On Tuesday, August 4, 2020, the state of Missouri voted to expand Medicaid coverage under the Affordable Care Act (ACA). By a vote of 53 percent, Missouri citizens became the sixth state since 2017, forcing their state legislatures and governors to expand health insurance coverage under the ACA.
Missouri became the sixth Republican-led state where voters have defied political leaders, and it comes after Oklahoma voters took the same action earlier this summer. Other ballot-approved expansions of the ACA include Idaho, Utah, Nebraska, and Maine. The state of Virginia expanded its Medicaid after the state legislature switch parties.
The Missouri voter action means that a projected 230,000 low-income residents will now be covered through the state’s Medicaid program with people paying premiums on a sliding scale according to their income.
Before the pandemic, census data had indicated that the ACA, despite the many political hurdles, had reduced the uninsured number significantly from 50 million uninsured in 2010—before implementation to 28.3 million in 2018. There were significant differences in coverage gains between states that have adopted the ACA’s Medicaid expansion and those that held out. In expansion states, the uninsured rate has fallen from 18.4 percent in 2013 to 8.7 percent in 2018. In non-expansion states, the uninsured rate has dropped from 22.7 percent in 2013 to 17.5 percent this year.
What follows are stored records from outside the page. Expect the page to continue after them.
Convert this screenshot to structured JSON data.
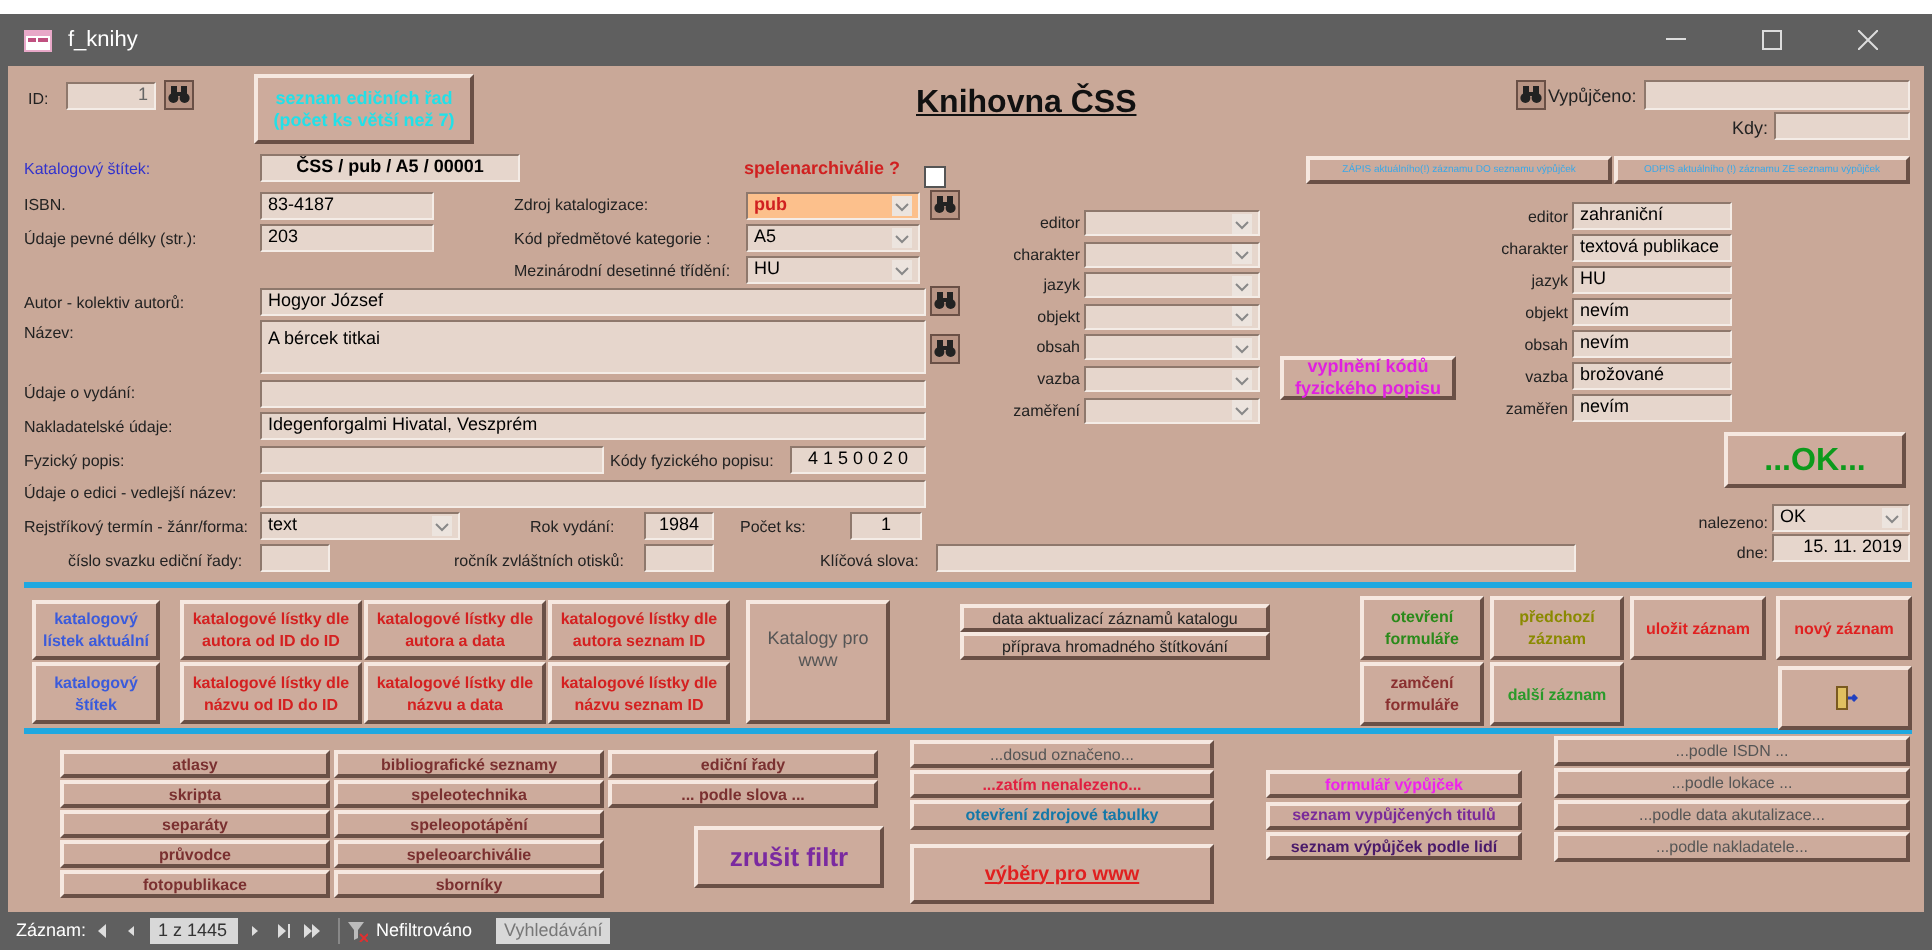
{
  "window": {
    "title": "f_knihy"
  },
  "header": {
    "title": "Knihovna ČSS",
    "id_label": "ID:",
    "id_value": "1",
    "editions_button": "seznam edičních řad (počet ks větší než 7)",
    "loaned_label": "Vypůjčeno:",
    "when_label": "Kdy:"
  },
  "catalog_label": {
    "label": "Katalogový štítek:",
    "value": "ČSS / pub / A5 / 00001"
  },
  "speleo": {
    "label": "spelenarchiválie ?",
    "checked": false
  },
  "loan_buttons": [
    "ZÁPIS aktuálního(!) záznamu DO seznamu výpůjček",
    "ODPIS aktuálního (!) záznamu ZE seznamu výpůjček"
  ],
  "fields": [
    {
      "kind": "text",
      "label": "ISBN.",
      "value": "83-4187",
      "highlighted": false
    },
    {
      "kind": "text",
      "label": "Údaje pevné délky (str.):",
      "value": "203",
      "highlighted": false
    },
    {
      "kind": "combo",
      "label": "Zdroj katalogizace:",
      "value": "pub",
      "highlighted": true
    },
    {
      "kind": "combo",
      "label": "Kód předmětové kategorie :",
      "value": "A5",
      "highlighted": false
    },
    {
      "kind": "combo",
      "label": "Mezinárodní desetinné třídění:",
      "value": "HU",
      "highlighted": false
    },
    {
      "kind": "text",
      "label": "Autor - kolektiv autorů:",
      "value": "Hogyor József",
      "highlighted": false
    },
    {
      "kind": "text",
      "label": "Název:",
      "value": "A bércek titkai",
      "highlighted": false
    },
    {
      "kind": "text",
      "label": "Údaje o vydání:",
      "highlighted": false
    },
    {
      "kind": "text",
      "label": "Nakladatelské údaje:",
      "value": "Idegenforgalmi Hivatal, Veszprém",
      "highlighted": false
    },
    {
      "kind": "text",
      "label": "Fyzický popis:",
      "highlighted": false
    },
    {
      "kind": "text",
      "label": "Kódy fyzického popisu:",
      "value": "4 1 5 0 0 2 0",
      "highlighted": false
    },
    {
      "kind": "text",
      "label": "Údaje o edici - vedlejší název:",
      "highlighted": false
    },
    {
      "kind": "combo",
      "label": "Rejstříkový termín - žánr/forma:",
      "value": "text",
      "highlighted": false
    },
    {
      "kind": "text",
      "label": "Rok vydání:",
      "value": "1984",
      "highlighted": false
    },
    {
      "kind": "text",
      "label": "Počet ks:",
      "value": "1",
      "highlighted": false
    },
    {
      "kind": "text",
      "label": "číslo svazku ediční řady:",
      "highlighted": false
    },
    {
      "kind": "text",
      "label": "ročník zvláštních otisků:",
      "highlighted": false
    },
    {
      "kind": "text",
      "label": "Klíčová slova:",
      "highlighted": false
    }
  ],
  "code_filters": [
    {
      "label": "editor"
    },
    {
      "label": "charakter"
    },
    {
      "label": "jazyk"
    },
    {
      "label": "objekt"
    },
    {
      "label": "obsah"
    },
    {
      "label": "vazba"
    },
    {
      "label": "zaměření"
    }
  ],
  "fill_codes_button": "vyplnění kódů fyzického popisu",
  "code_values": [
    {
      "label": "editor",
      "value": "zahraniční"
    },
    {
      "label": "charakter",
      "value": "textová publikace"
    },
    {
      "label": "jazyk",
      "value": "HU"
    },
    {
      "label": "objekt",
      "value": "nevím"
    },
    {
      "label": "obsah",
      "value": "nevím"
    },
    {
      "label": "vazba",
      "value": "brožované"
    },
    {
      "label": "zaměřen",
      "value": "nevím"
    }
  ],
  "ok_button": "...OK...",
  "found": {
    "label": "nalezeno:",
    "value": "OK"
  },
  "date": {
    "label": "dne:",
    "value": "15. 11. 2019"
  },
  "print_buttons": [
    {
      "label": "katalogový lístek aktuální",
      "color": "#3b5bdb"
    },
    {
      "label": "katalogové lístky dle autora od ID do ID",
      "color": "#d42020"
    },
    {
      "label": "katalogové lístky dle autora a data",
      "color": "#d42020"
    },
    {
      "label": "katalogové lístky dle autora seznam ID",
      "color": "#d42020"
    },
    {
      "label": "Katalogy pro www",
      "color": "#555555"
    },
    {
      "label": "katalogový štítek",
      "color": "#3b5bdb"
    },
    {
      "label": "katalogové lístky dle názvu od ID do ID",
      "color": "#d42020"
    },
    {
      "label": "katalogové lístky dle názvu a data",
      "color": "#d42020"
    },
    {
      "label": "katalogové lístky dle názvu seznam ID",
      "color": "#d42020"
    }
  ],
  "catalog_buttons": [
    "data aktualizací záznamů katalogu",
    "příprava hromadného štítkování"
  ],
  "record_buttons": [
    {
      "kind": "text",
      "label": "otevření formuláře",
      "color": "#2a8a1a"
    },
    {
      "kind": "text",
      "label": "předchozí záznam",
      "color": "#8a8a00"
    },
    {
      "kind": "text",
      "label": "uložit záznam",
      "color": "#e02020"
    },
    {
      "kind": "text",
      "label": "nový záznam",
      "color": "#e02020"
    },
    {
      "kind": "text",
      "label": "zamčení formuláře",
      "color": "#8a3030"
    },
    {
      "kind": "text",
      "label": "další záznam",
      "color": "#2a9a2a"
    },
    {
      "kind": "exit"
    }
  ],
  "filter_buttons": [
    {
      "label": "atlasy"
    },
    {
      "label": "skripta"
    },
    {
      "label": "separáty"
    },
    {
      "label": "průvodce"
    },
    {
      "label": "fotopublikace"
    },
    {
      "label": "bibliografické seznamy"
    },
    {
      "label": "speleotechnika"
    },
    {
      "label": "speleopotápění"
    },
    {
      "label": "speleoarchiválie"
    },
    {
      "label": "sborníky"
    },
    {
      "label": "ediční řady"
    },
    {
      "label": "... podle slova ..."
    }
  ],
  "clear_filter_button": "zrušit filtr",
  "selection_buttons": [
    {
      "label": "...dosud označeno...",
      "color": "#555555"
    },
    {
      "label": "...zatím nenalezeno...",
      "color": "#e02040"
    },
    {
      "label": "otevření zdrojové tabulky",
      "color": "#1478a8"
    },
    {
      "label": "výběry pro www",
      "color": "#e02020"
    }
  ],
  "loan_list_buttons": [
    {
      "label": "formulář výpůjček",
      "color": "#ee22ee"
    },
    {
      "label": "seznam vypůjčených titulů",
      "color": "#7a2a9a"
    },
    {
      "label": "seznam výpůjček podle lidí",
      "color": "#4a1a6a"
    }
  ],
  "search_buttons": [
    "...podle ISDN ...",
    "...podle lokace ...",
    "...podle data akutalizace...",
    "...podle nakladatele..."
  ],
  "status_bar": {
    "record_label": "Záznam:",
    "position": "1 z 1445",
    "filter": "Nefiltrováno",
    "search": "Vyhledávání"
  }
}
The Supreme Court, in its 2012 decision upholding the ACA ruled in a way that made the Medicaid expansion optional. If states expand coverage, they receive a 90 percent match in the first years. Despite this, a dozen states still have not expanded coverage, including much of the South. The Missouri initiative was written in a way that will stop the legislature from adding restrictions.